## Required work
Please check every line of the listing for "JSON" and copy each line where it is found.

## Records for this task
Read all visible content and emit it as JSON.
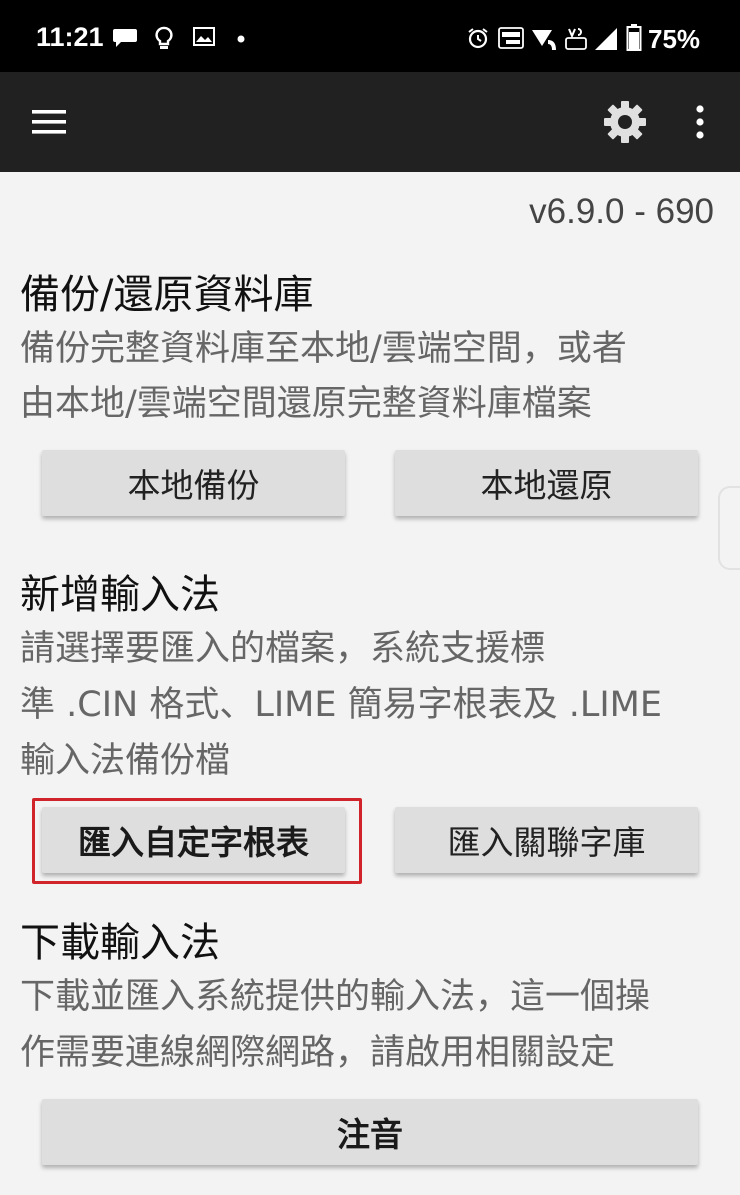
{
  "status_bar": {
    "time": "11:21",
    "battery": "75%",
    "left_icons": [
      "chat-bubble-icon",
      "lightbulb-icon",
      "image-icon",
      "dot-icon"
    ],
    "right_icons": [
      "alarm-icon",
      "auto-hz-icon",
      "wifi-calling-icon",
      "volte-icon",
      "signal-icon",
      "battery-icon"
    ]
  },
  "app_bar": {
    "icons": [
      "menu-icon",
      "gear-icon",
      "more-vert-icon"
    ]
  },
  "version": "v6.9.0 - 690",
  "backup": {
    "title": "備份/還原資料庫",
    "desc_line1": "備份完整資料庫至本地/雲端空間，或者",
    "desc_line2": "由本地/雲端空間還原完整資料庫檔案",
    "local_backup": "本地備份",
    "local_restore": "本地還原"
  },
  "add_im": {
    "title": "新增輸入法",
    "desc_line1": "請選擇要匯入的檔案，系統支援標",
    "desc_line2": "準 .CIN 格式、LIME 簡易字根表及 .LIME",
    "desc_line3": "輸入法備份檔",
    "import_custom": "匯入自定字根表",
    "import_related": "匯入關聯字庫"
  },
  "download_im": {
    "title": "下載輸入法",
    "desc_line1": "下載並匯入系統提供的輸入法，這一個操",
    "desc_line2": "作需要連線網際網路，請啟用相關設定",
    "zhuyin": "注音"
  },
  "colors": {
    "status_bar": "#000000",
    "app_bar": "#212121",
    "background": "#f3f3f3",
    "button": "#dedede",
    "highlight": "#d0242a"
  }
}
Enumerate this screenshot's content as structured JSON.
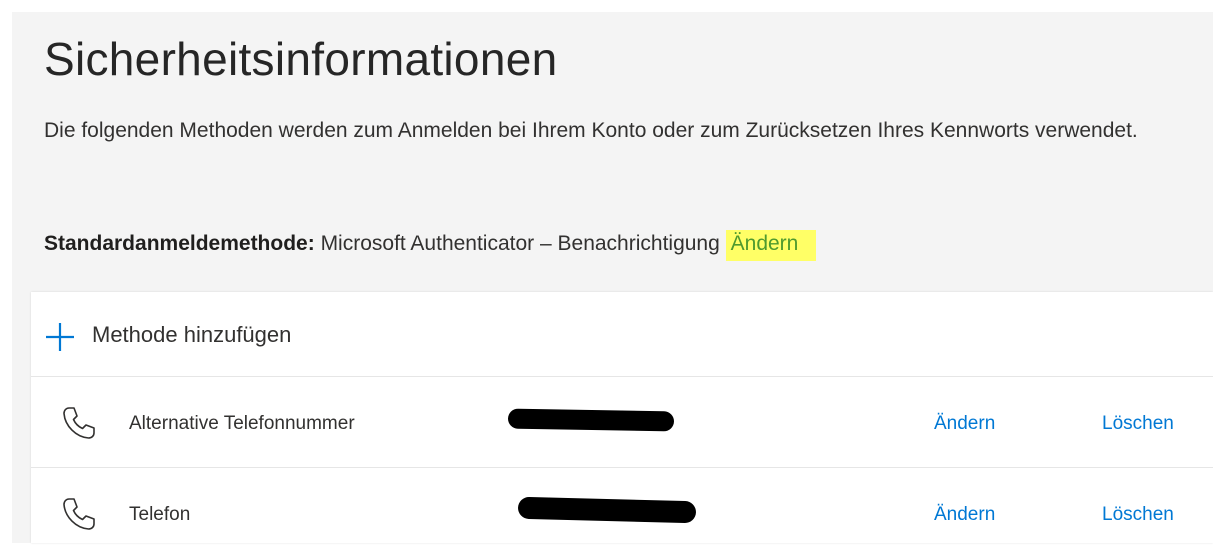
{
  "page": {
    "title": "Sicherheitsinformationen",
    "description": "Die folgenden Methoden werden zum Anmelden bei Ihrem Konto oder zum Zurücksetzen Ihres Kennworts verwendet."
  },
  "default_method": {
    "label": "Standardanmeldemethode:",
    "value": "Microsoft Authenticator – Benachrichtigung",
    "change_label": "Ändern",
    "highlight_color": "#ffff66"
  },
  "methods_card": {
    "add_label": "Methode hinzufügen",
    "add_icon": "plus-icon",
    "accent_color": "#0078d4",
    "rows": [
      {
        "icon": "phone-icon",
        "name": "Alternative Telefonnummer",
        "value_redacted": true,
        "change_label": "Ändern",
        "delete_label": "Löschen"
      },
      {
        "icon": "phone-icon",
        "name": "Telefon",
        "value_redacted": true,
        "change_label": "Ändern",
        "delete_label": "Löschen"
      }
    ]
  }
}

## Answer to the problem
Read all visible content and emit it as JSON.
Enumerate this screenshot's content as structured JSON.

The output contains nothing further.